═══ Stored data ═══
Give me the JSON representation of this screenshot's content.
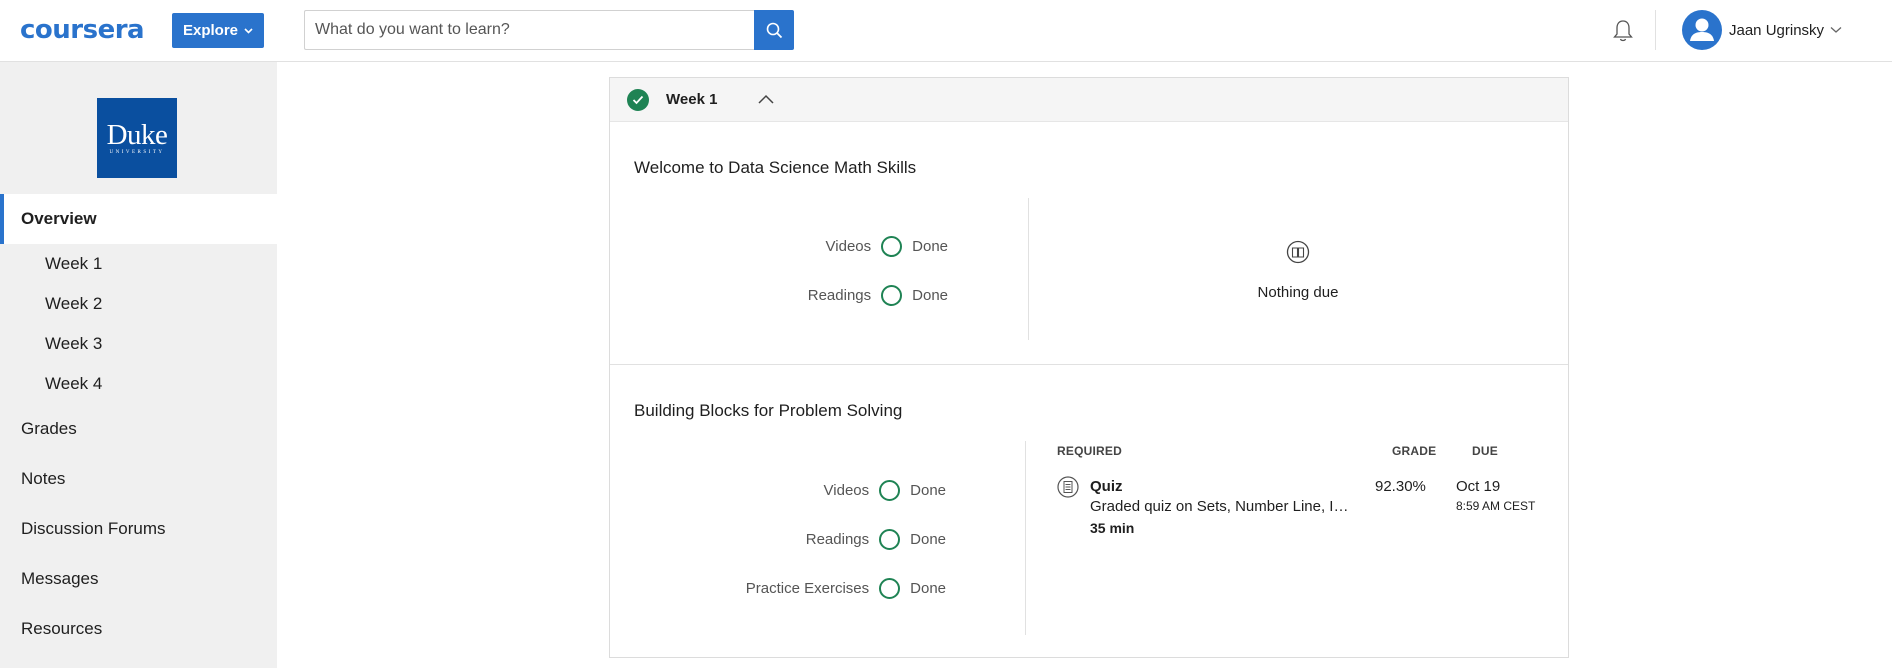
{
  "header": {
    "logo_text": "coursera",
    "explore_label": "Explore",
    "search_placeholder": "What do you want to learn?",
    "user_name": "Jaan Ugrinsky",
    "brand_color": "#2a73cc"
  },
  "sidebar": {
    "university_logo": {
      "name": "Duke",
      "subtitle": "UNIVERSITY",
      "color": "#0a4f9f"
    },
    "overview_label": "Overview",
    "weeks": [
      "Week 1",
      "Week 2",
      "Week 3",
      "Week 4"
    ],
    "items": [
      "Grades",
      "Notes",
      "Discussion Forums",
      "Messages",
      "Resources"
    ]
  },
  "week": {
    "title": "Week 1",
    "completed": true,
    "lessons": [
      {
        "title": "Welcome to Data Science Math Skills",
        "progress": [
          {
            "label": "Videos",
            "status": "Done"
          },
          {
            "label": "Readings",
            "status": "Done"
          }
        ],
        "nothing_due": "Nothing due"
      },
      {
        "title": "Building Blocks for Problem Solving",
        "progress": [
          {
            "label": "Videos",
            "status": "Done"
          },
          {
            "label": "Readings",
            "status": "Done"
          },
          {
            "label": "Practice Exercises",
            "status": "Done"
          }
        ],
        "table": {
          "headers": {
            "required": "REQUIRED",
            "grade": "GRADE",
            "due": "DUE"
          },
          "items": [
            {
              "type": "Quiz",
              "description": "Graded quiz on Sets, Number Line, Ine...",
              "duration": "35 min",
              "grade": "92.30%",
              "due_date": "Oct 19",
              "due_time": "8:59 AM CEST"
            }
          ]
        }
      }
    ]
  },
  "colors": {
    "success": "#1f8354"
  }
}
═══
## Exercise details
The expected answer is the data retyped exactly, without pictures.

## Reply
Give me the JSON representation of this screenshot's content.
{
  "header": {
    "logo_text": "coursera",
    "explore_label": "Explore",
    "search_placeholder": "What do you want to learn?",
    "user_name": "Jaan Ugrinsky",
    "brand_color": "#2a73cc"
  },
  "sidebar": {
    "university_logo": {
      "name": "Duke",
      "subtitle": "UNIVERSITY",
      "color": "#0a4f9f"
    },
    "overview_label": "Overview",
    "weeks": [
      "Week 1",
      "Week 2",
      "Week 3",
      "Week 4"
    ],
    "items": [
      "Grades",
      "Notes",
      "Discussion Forums",
      "Messages",
      "Resources"
    ]
  },
  "week": {
    "title": "Week 1",
    "completed": true,
    "lessons": [
      {
        "title": "Welcome to Data Science Math Skills",
        "progress": [
          {
            "label": "Videos",
            "status": "Done"
          },
          {
            "label": "Readings",
            "status": "Done"
          }
        ],
        "nothing_due": "Nothing due"
      },
      {
        "title": "Building Blocks for Problem Solving",
        "progress": [
          {
            "label": "Videos",
            "status": "Done"
          },
          {
            "label": "Readings",
            "status": "Done"
          },
          {
            "label": "Practice Exercises",
            "status": "Done"
          }
        ],
        "table": {
          "headers": {
            "required": "REQUIRED",
            "grade": "GRADE",
            "due": "DUE"
          },
          "items": [
            {
              "type": "Quiz",
              "description": "Graded quiz on Sets, Number Line, Ine...",
              "duration": "35 min",
              "grade": "92.30%",
              "due_date": "Oct 19",
              "due_time": "8:59 AM CEST"
            }
          ]
        }
      }
    ]
  },
  "colors": {
    "success": "#1f8354"
  }
}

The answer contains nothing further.